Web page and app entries
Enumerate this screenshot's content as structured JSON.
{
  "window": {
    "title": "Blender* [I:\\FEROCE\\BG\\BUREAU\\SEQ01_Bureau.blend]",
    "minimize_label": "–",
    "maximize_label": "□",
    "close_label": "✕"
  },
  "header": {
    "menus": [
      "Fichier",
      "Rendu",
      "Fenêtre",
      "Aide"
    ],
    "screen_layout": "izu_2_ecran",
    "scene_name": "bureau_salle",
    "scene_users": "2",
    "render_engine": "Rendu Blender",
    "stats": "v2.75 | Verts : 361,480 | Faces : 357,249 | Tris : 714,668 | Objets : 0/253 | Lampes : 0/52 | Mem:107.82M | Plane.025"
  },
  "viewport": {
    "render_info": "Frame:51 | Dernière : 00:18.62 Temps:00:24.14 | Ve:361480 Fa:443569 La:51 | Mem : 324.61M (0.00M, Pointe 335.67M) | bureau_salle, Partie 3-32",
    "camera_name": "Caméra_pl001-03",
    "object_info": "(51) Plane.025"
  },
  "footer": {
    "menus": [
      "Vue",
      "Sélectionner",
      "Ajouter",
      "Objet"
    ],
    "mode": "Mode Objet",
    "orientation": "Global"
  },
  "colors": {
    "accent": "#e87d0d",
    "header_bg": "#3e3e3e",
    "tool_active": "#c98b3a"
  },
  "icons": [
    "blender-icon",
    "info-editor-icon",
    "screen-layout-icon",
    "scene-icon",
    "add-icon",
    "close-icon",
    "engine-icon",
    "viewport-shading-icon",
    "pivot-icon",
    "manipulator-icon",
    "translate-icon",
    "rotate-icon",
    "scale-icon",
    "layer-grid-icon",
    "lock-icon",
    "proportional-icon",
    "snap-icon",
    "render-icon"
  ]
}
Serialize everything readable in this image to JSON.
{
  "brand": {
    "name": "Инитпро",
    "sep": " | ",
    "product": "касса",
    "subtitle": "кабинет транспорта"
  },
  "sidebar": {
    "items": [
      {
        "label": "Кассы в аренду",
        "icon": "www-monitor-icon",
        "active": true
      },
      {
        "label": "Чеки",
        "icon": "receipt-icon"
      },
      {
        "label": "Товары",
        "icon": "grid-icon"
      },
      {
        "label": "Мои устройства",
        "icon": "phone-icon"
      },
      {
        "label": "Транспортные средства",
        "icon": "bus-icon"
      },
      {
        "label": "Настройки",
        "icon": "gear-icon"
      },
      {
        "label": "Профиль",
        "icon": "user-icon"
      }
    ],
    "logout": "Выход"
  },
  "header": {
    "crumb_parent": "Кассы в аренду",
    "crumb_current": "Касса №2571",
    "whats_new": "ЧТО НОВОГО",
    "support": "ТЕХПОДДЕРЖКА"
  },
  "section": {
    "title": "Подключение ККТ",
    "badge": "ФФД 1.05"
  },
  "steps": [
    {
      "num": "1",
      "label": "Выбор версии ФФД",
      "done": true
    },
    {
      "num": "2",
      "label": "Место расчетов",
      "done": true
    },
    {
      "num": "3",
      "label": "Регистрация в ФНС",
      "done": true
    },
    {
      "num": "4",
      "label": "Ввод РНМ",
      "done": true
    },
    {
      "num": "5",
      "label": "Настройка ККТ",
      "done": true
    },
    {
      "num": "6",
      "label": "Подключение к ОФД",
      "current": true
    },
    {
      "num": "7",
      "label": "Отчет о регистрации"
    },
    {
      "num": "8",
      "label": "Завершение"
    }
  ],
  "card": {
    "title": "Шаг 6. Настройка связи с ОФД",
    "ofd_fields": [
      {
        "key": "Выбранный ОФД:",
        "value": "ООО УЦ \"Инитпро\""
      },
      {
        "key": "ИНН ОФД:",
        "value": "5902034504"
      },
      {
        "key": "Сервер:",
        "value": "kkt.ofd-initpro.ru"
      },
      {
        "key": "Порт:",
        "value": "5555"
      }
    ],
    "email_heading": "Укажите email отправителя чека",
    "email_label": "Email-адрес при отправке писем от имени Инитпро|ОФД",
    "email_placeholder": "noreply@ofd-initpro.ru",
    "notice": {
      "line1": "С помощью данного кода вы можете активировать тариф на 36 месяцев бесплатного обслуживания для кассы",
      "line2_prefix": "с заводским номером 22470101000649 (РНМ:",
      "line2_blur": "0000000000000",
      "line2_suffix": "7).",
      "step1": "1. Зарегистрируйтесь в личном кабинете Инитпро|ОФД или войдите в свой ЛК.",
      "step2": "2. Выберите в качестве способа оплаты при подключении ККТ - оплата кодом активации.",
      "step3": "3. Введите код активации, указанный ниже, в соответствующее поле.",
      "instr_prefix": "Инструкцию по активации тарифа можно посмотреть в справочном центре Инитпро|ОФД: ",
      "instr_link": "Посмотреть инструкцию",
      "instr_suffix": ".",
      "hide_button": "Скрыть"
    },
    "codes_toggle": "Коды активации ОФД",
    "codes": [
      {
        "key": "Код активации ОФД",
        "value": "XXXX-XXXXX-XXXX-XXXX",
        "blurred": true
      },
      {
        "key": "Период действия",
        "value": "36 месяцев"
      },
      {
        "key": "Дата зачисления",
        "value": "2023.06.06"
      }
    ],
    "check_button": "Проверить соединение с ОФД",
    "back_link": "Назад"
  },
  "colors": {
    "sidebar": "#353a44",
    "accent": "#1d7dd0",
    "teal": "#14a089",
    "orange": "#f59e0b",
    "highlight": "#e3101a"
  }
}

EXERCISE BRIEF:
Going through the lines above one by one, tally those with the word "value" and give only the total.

SOLUTION FOR THIS EXERCISE:
7